(Records from a data source)

== Segment start ==

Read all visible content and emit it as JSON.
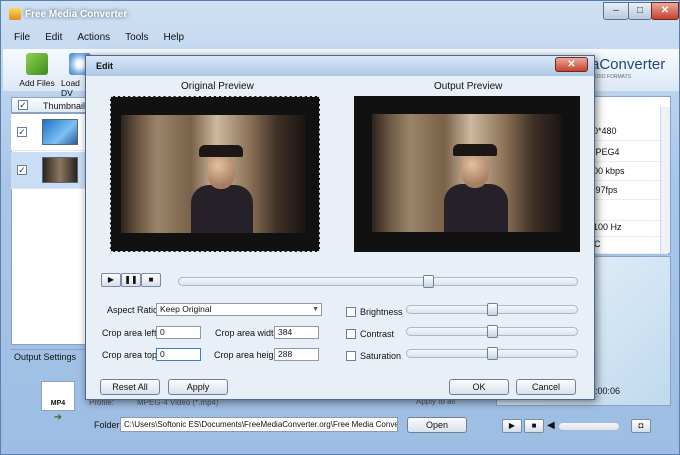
{
  "app": {
    "title": "Free Media Converter"
  },
  "window_controls": {
    "minimize": "–",
    "maximize": "□",
    "close": "✕"
  },
  "menu": [
    "File",
    "Edit",
    "Actions",
    "Tools",
    "Help"
  ],
  "toolbar": {
    "add_files": "Add Files",
    "load_dvd": "Load DV"
  },
  "brand": {
    "name": "aConverter",
    "tagline": "UDIO FORMATS"
  },
  "file_list": {
    "header_thumbnail": "Thumbnail",
    "rows": [
      {
        "checked": "✓"
      },
      {
        "checked": "✓"
      }
    ]
  },
  "properties": [
    "40*480",
    "MPEG4",
    "200 kbps",
    "9.97fps",
    "",
    "4100 Hz",
    "AC"
  ],
  "output_settings": {
    "title": "Output Settings",
    "profile_label": "Profile:",
    "profile_value": "MPEG-4 Video (*.mp4)",
    "apply_all": "Apply to all",
    "format_badge": "MP4",
    "folder_label": "Folder:",
    "folder_value": "C:\\Users\\Softonic ES\\Documents\\FreeMediaConverter.org\\Free Media Convert",
    "open_button": "Open"
  },
  "player": {
    "time": "0:00:06"
  },
  "dialog": {
    "title": "Edit",
    "original_preview": "Original Preview",
    "output_preview": "Output Preview",
    "aspect_ratio_label": "Aspect Ratio:",
    "aspect_ratio_value": "Keep Original",
    "crop_left_label": "Crop area left:",
    "crop_left": "0",
    "crop_top_label": "Crop area top:",
    "crop_top": "0",
    "crop_width_label": "Crop area width:",
    "crop_width": "384",
    "crop_height_label": "Crop area height:",
    "crop_height": "288",
    "brightness_label": "Brightness",
    "contrast_label": "Contrast",
    "saturation_label": "Saturation",
    "reset_all": "Reset All",
    "apply": "Apply",
    "ok": "OK",
    "cancel": "Cancel",
    "close": "✕",
    "seek_position": 0.63,
    "brightness_level": 0.5,
    "contrast_level": 0.5,
    "saturation_level": 0.5
  },
  "colors": {
    "accent": "#3a6ea5",
    "selection": "#c9ddf4",
    "close_red": "#c7422c"
  }
}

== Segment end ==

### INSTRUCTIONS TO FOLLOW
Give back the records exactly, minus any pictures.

### RESULT
Read all visible content and emit it as JSON.
{
  "app": {
    "title": "Free Media Converter"
  },
  "window_controls": {
    "minimize": "–",
    "maximize": "□",
    "close": "✕"
  },
  "menu": [
    "File",
    "Edit",
    "Actions",
    "Tools",
    "Help"
  ],
  "toolbar": {
    "add_files": "Add Files",
    "load_dvd": "Load DV"
  },
  "brand": {
    "name": "aConverter",
    "tagline": "UDIO FORMATS"
  },
  "file_list": {
    "header_thumbnail": "Thumbnail",
    "rows": [
      {
        "checked": "✓"
      },
      {
        "checked": "✓"
      }
    ]
  },
  "properties": [
    "40*480",
    "MPEG4",
    "200 kbps",
    "9.97fps",
    "",
    "4100 Hz",
    "AC"
  ],
  "output_settings": {
    "title": "Output Settings",
    "profile_label": "Profile:",
    "profile_value": "MPEG-4 Video (*.mp4)",
    "apply_all": "Apply to all",
    "format_badge": "MP4",
    "folder_label": "Folder:",
    "folder_value": "C:\\Users\\Softonic ES\\Documents\\FreeMediaConverter.org\\Free Media Convert",
    "open_button": "Open"
  },
  "player": {
    "time": "0:00:06"
  },
  "dialog": {
    "title": "Edit",
    "original_preview": "Original Preview",
    "output_preview": "Output Preview",
    "aspect_ratio_label": "Aspect Ratio:",
    "aspect_ratio_value": "Keep Original",
    "crop_left_label": "Crop area left:",
    "crop_left": "0",
    "crop_top_label": "Crop area top:",
    "crop_top": "0",
    "crop_width_label": "Crop area width:",
    "crop_width": "384",
    "crop_height_label": "Crop area height:",
    "crop_height": "288",
    "brightness_label": "Brightness",
    "contrast_label": "Contrast",
    "saturation_label": "Saturation",
    "reset_all": "Reset All",
    "apply": "Apply",
    "ok": "OK",
    "cancel": "Cancel",
    "close": "✕",
    "seek_position": 0.63,
    "brightness_level": 0.5,
    "contrast_level": 0.5,
    "saturation_level": 0.5
  },
  "colors": {
    "accent": "#3a6ea5",
    "selection": "#c9ddf4",
    "close_red": "#c7422c"
  }
}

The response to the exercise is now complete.